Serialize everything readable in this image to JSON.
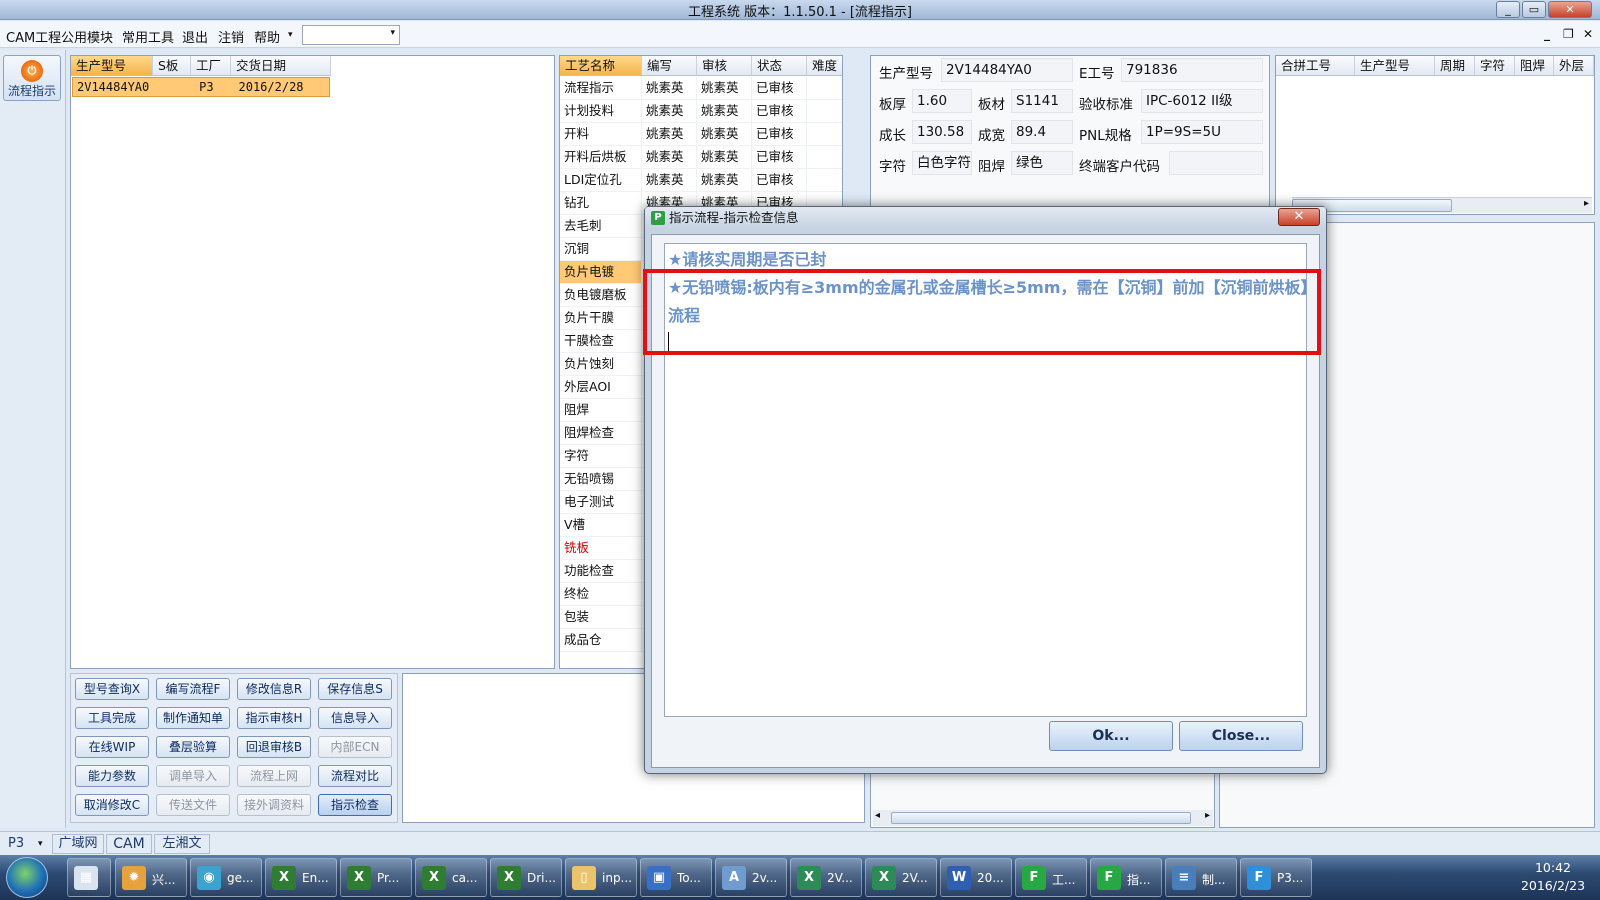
{
  "window": {
    "title": "工程系统  版本：1.1.50.1 - [流程指示]",
    "min": "_",
    "max": "▭",
    "close": "✕"
  },
  "menu": {
    "items": [
      "CAM工程",
      "公用模块",
      "常用工具",
      "退出",
      "注销",
      "帮助"
    ],
    "help_arrow": "▾",
    "combo_value": "",
    "combo_arrow": "▾",
    "mdi_min": "_",
    "mdi_restore": "❐",
    "mdi_close": "✕"
  },
  "leftbar": {
    "flow_button": "流程指示",
    "flow_icon": "⏻"
  },
  "orders": {
    "headers": [
      "生产型号",
      "S板",
      "工厂",
      "交货日期"
    ],
    "row": [
      "2V14484YA0",
      "",
      "P3",
      "2016/2/28"
    ]
  },
  "process": {
    "headers": [
      "工艺名称",
      "编写",
      "审核",
      "状态",
      "难度"
    ],
    "rows": [
      {
        "name": "流程指示",
        "writer": "姚素英",
        "auditor": "姚素英",
        "status": "已审核"
      },
      {
        "name": "计划投料",
        "writer": "姚素英",
        "auditor": "姚素英",
        "status": "已审核"
      },
      {
        "name": "开料",
        "writer": "姚素英",
        "auditor": "姚素英",
        "status": "已审核"
      },
      {
        "name": "开料后烘板",
        "writer": "姚素英",
        "auditor": "姚素英",
        "status": "已审核"
      },
      {
        "name": "LDI定位孔",
        "writer": "姚素英",
        "auditor": "姚素英",
        "status": "已审核"
      },
      {
        "name": "钻孔",
        "writer": "姚素英",
        "auditor": "姚素英",
        "status": "已审核"
      },
      {
        "name": "去毛刺",
        "writer": "",
        "auditor": "",
        "status": ""
      },
      {
        "name": "沉铜",
        "writer": "",
        "auditor": "",
        "status": ""
      },
      {
        "name": "负片电镀",
        "writer": "",
        "auditor": "",
        "status": ""
      },
      {
        "name": "负电镀磨板",
        "writer": "",
        "auditor": "",
        "status": ""
      },
      {
        "name": "负片干膜",
        "writer": "",
        "auditor": "",
        "status": ""
      },
      {
        "name": "干膜检查",
        "writer": "",
        "auditor": "",
        "status": ""
      },
      {
        "name": "负片蚀刻",
        "writer": "",
        "auditor": "",
        "status": ""
      },
      {
        "name": "外层AOI",
        "writer": "",
        "auditor": "",
        "status": ""
      },
      {
        "name": "阻焊",
        "writer": "",
        "auditor": "",
        "status": ""
      },
      {
        "name": "阻焊检查",
        "writer": "",
        "auditor": "",
        "status": ""
      },
      {
        "name": "字符",
        "writer": "",
        "auditor": "",
        "status": ""
      },
      {
        "name": "无铅喷锡",
        "writer": "",
        "auditor": "",
        "status": ""
      },
      {
        "name": "电子测试",
        "writer": "",
        "auditor": "",
        "status": ""
      },
      {
        "name": "V槽",
        "writer": "",
        "auditor": "",
        "status": ""
      },
      {
        "name": "铣板",
        "writer": "",
        "auditor": "",
        "status": ""
      },
      {
        "name": "功能检查",
        "writer": "",
        "auditor": "",
        "status": ""
      },
      {
        "name": "终检",
        "writer": "",
        "auditor": "",
        "status": ""
      },
      {
        "name": "包装",
        "writer": "",
        "auditor": "",
        "status": ""
      },
      {
        "name": "成品仓",
        "writer": "",
        "auditor": "",
        "status": ""
      }
    ]
  },
  "info": {
    "model_label": "生产型号",
    "model": "2V14484YA0",
    "eno_label": "E工号",
    "eno": "791836",
    "thick_label": "板厚",
    "thick": "1.60",
    "mat_label": "板材",
    "mat": "S1141",
    "std_label": "验收标准",
    "std": "IPC-6012 II级",
    "len_label": "成长",
    "len": "130.58",
    "wid_label": "成宽",
    "wid": "89.4",
    "pnl_label": "PNL规格",
    "pnl": "1P=9S=5U",
    "char_label": "字符",
    "char": "白色字符",
    "mask_label": "阻焊",
    "mask": "绿色",
    "cust_label": "终端客户代码",
    "cust": ""
  },
  "merge": {
    "headers": [
      "合拼工号",
      "生产型号",
      "周期",
      "字符",
      "阻焊",
      "外层"
    ],
    "scroll_right": "▸",
    "scroll_left": "◂"
  },
  "buttons": [
    [
      "型号查询X",
      "编写流程F",
      "修改信息R",
      "保存信息S"
    ],
    [
      "工具完成",
      "制作通知单",
      "指示审核H",
      "信息导入"
    ],
    [
      "在线WIP",
      "叠层验算",
      "回退审核B",
      "内部ECN"
    ],
    [
      "能力参数",
      "调单导入",
      "流程上网",
      "流程对比"
    ],
    [
      "取消修改C",
      "传送文件",
      "接外调资料",
      "指示检查"
    ]
  ],
  "status": {
    "factory": "P3",
    "arrow": "▾",
    "items": [
      "广域网",
      "CAM",
      "左湘文"
    ]
  },
  "dialog": {
    "title": "指示流程-指示检查信息",
    "close": "✕",
    "line1": "★请核实周期是否已封",
    "line2": "★无铅喷锡:板内有≥3mm的金属孔或金属槽长≥5mm，需在【沉铜】前加【沉铜前烘板】",
    "line3": "流程",
    "ok": "Ok...",
    "cancel": "Close..."
  },
  "taskbar": {
    "items": [
      "",
      "兴...",
      "ge...",
      "En...",
      "Pr...",
      "ca...",
      "Dri...",
      "inp...",
      "To...",
      "2v...",
      "2V...",
      "2V...",
      "20...",
      "工...",
      "指...",
      "制...",
      "P3..."
    ],
    "time": "10:42",
    "date": "2016/2/23"
  }
}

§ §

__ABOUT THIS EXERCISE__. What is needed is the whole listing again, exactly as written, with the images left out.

__EXPECTED OUTPUT__.
Serialize everything readable in this image to JSON.
{
  "window": {
    "title": "工程系统  版本：1.1.50.1 - [流程指示]",
    "min": "_",
    "max": "▭",
    "close": "✕"
  },
  "menu": {
    "items": [
      "CAM工程",
      "公用模块",
      "常用工具",
      "退出",
      "注销",
      "帮助"
    ],
    "help_arrow": "▾",
    "combo_value": "",
    "combo_arrow": "▾",
    "mdi_min": "_",
    "mdi_restore": "❐",
    "mdi_close": "✕"
  },
  "leftbar": {
    "flow_button": "流程指示",
    "flow_icon": "⏻"
  },
  "orders": {
    "headers": [
      "生产型号",
      "S板",
      "工厂",
      "交货日期"
    ],
    "row": [
      "2V14484YA0",
      "",
      "P3",
      "2016/2/28"
    ]
  },
  "process": {
    "headers": [
      "工艺名称",
      "编写",
      "审核",
      "状态",
      "难度"
    ],
    "rows": [
      {
        "name": "流程指示",
        "writer": "姚素英",
        "auditor": "姚素英",
        "status": "已审核"
      },
      {
        "name": "计划投料",
        "writer": "姚素英",
        "auditor": "姚素英",
        "status": "已审核"
      },
      {
        "name": "开料",
        "writer": "姚素英",
        "auditor": "姚素英",
        "status": "已审核"
      },
      {
        "name": "开料后烘板",
        "writer": "姚素英",
        "auditor": "姚素英",
        "status": "已审核"
      },
      {
        "name": "LDI定位孔",
        "writer": "姚素英",
        "auditor": "姚素英",
        "status": "已审核"
      },
      {
        "name": "钻孔",
        "writer": "姚素英",
        "auditor": "姚素英",
        "status": "已审核"
      },
      {
        "name": "去毛刺",
        "writer": "",
        "auditor": "",
        "status": ""
      },
      {
        "name": "沉铜",
        "writer": "",
        "auditor": "",
        "status": ""
      },
      {
        "name": "负片电镀",
        "writer": "",
        "auditor": "",
        "status": ""
      },
      {
        "name": "负电镀磨板",
        "writer": "",
        "auditor": "",
        "status": ""
      },
      {
        "name": "负片干膜",
        "writer": "",
        "auditor": "",
        "status": ""
      },
      {
        "name": "干膜检查",
        "writer": "",
        "auditor": "",
        "status": ""
      },
      {
        "name": "负片蚀刻",
        "writer": "",
        "auditor": "",
        "status": ""
      },
      {
        "name": "外层AOI",
        "writer": "",
        "auditor": "",
        "status": ""
      },
      {
        "name": "阻焊",
        "writer": "",
        "auditor": "",
        "status": ""
      },
      {
        "name": "阻焊检查",
        "writer": "",
        "auditor": "",
        "status": ""
      },
      {
        "name": "字符",
        "writer": "",
        "auditor": "",
        "status": ""
      },
      {
        "name": "无铅喷锡",
        "writer": "",
        "auditor": "",
        "status": ""
      },
      {
        "name": "电子测试",
        "writer": "",
        "auditor": "",
        "status": ""
      },
      {
        "name": "V槽",
        "writer": "",
        "auditor": "",
        "status": ""
      },
      {
        "name": "铣板",
        "writer": "",
        "auditor": "",
        "status": ""
      },
      {
        "name": "功能检查",
        "writer": "",
        "auditor": "",
        "status": ""
      },
      {
        "name": "终检",
        "writer": "",
        "auditor": "",
        "status": ""
      },
      {
        "name": "包装",
        "writer": "",
        "auditor": "",
        "status": ""
      },
      {
        "name": "成品仓",
        "writer": "",
        "auditor": "",
        "status": ""
      }
    ]
  },
  "info": {
    "model_label": "生产型号",
    "model": "2V14484YA0",
    "eno_label": "E工号",
    "eno": "791836",
    "thick_label": "板厚",
    "thick": "1.60",
    "mat_label": "板材",
    "mat": "S1141",
    "std_label": "验收标准",
    "std": "IPC-6012 II级",
    "len_label": "成长",
    "len": "130.58",
    "wid_label": "成宽",
    "wid": "89.4",
    "pnl_label": "PNL规格",
    "pnl": "1P=9S=5U",
    "char_label": "字符",
    "char": "白色字符",
    "mask_label": "阻焊",
    "mask": "绿色",
    "cust_label": "终端客户代码",
    "cust": ""
  },
  "merge": {
    "headers": [
      "合拼工号",
      "生产型号",
      "周期",
      "字符",
      "阻焊",
      "外层"
    ],
    "scroll_right": "▸",
    "scroll_left": "◂"
  },
  "buttons": [
    [
      "型号查询X",
      "编写流程F",
      "修改信息R",
      "保存信息S"
    ],
    [
      "工具完成",
      "制作通知单",
      "指示审核H",
      "信息导入"
    ],
    [
      "在线WIP",
      "叠层验算",
      "回退审核B",
      "内部ECN"
    ],
    [
      "能力参数",
      "调单导入",
      "流程上网",
      "流程对比"
    ],
    [
      "取消修改C",
      "传送文件",
      "接外调资料",
      "指示检查"
    ]
  ],
  "status": {
    "factory": "P3",
    "arrow": "▾",
    "items": [
      "广域网",
      "CAM",
      "左湘文"
    ]
  },
  "dialog": {
    "title": "指示流程-指示检查信息",
    "close": "✕",
    "line1": "★请核实周期是否已封",
    "line2": "★无铅喷锡:板内有≥3mm的金属孔或金属槽长≥5mm，需在【沉铜】前加【沉铜前烘板】",
    "line3": "流程",
    "ok": "Ok...",
    "cancel": "Close..."
  },
  "taskbar": {
    "items": [
      "",
      "兴...",
      "ge...",
      "En...",
      "Pr...",
      "ca...",
      "Dri...",
      "inp...",
      "To...",
      "2v...",
      "2V...",
      "2V...",
      "20...",
      "工...",
      "指...",
      "制...",
      "P3..."
    ],
    "time": "10:42",
    "date": "2016/2/23"
  }
}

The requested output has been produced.